- Get regular cancer screenings. Some screenings, like Pap smears and colonoscopies, can detect abnormal cells before they have the chance to turn cancerous. Other screenings, like a mammogram, can detect localized cancer cells before they start to spread.
- Drink alcohol in moderation. Alcoholic drinks contain ethanol, which increases the risk of cancer over time. Alcohol should be limited to one drink per day for women and two for men.
- Protect your skin from sun. Avoid UV rays by covering your skin and using broad-spectrum sunscreen with an SPF of at least 30. Try to avoid spending time in the midday sun and don’t use tanning beds or sun lamps.
- Stick to a healthy, balanced diet. Try to include plenty of vegetables, fruit, and whole grains in your diet. Limit processed foods, sugars, red meats, and processed meats.
- Exercise. Physical inactivity can raise the risk of cancer. Try to do at least 150 minutes of moderate exercise or 75 minutes of vigorous exercise per week.
Talk to your doctor about vaccines that may help lower the risk of certain cancers.
HPV is a sexually transmitted infection (STI) transmitted through skin-to-skin contact. It can cause cervical, genital, and head and neck cancers. The Centers for Disease Control and Prevention (CDC)
There’s also a vaccine for hepatitis B, a viral infection that can increase the risk of liver cancer.
Talk to your doctor about your cancer risk and other steps you can take to lower those risks.
We don’t all have cancer cells in our bodies.
The sheer number of cells your body constantly makes means that there’s always the possibility that some may be damaged. Even then, those damaged cells won’t necessarily turn into cancer.
Cancer typically derives from damage to DNA through inherited genetic mutations or something you’re exposed to in your daily life.
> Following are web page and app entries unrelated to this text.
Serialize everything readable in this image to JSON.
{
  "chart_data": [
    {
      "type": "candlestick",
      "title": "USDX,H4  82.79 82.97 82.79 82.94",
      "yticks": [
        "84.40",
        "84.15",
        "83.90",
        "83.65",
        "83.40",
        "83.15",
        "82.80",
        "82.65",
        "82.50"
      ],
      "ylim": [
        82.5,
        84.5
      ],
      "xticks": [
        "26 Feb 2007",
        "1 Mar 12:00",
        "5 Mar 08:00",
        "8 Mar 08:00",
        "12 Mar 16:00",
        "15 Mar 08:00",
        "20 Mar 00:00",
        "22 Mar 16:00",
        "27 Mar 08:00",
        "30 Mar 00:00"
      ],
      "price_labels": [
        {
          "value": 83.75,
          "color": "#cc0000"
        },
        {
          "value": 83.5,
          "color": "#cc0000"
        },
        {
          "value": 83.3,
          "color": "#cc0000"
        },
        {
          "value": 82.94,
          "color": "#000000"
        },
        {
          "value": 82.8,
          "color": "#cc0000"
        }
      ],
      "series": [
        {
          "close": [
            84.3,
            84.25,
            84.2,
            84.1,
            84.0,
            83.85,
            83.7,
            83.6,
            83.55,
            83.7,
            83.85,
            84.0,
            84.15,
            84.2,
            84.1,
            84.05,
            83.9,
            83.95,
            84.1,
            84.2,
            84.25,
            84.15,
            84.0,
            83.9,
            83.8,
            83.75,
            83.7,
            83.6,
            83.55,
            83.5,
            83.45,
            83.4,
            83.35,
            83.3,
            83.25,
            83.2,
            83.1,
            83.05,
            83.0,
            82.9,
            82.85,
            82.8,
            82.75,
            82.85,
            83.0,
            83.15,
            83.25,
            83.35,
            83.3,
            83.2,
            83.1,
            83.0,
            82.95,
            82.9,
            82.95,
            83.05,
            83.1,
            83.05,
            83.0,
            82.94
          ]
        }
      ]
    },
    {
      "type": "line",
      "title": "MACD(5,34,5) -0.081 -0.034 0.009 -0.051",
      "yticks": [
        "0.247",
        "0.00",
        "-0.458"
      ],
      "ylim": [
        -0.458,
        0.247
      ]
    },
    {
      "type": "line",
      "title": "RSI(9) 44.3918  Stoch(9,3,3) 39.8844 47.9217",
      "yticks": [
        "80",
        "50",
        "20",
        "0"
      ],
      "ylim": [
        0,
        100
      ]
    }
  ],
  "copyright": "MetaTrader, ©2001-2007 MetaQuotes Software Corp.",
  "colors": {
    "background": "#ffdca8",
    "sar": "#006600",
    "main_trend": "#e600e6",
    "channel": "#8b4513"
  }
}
You can’t control genetic mutations, but some lifestyle changes can help lower your risk of developing cancer, including getting certain cancer screenings to stop cancer before it starts.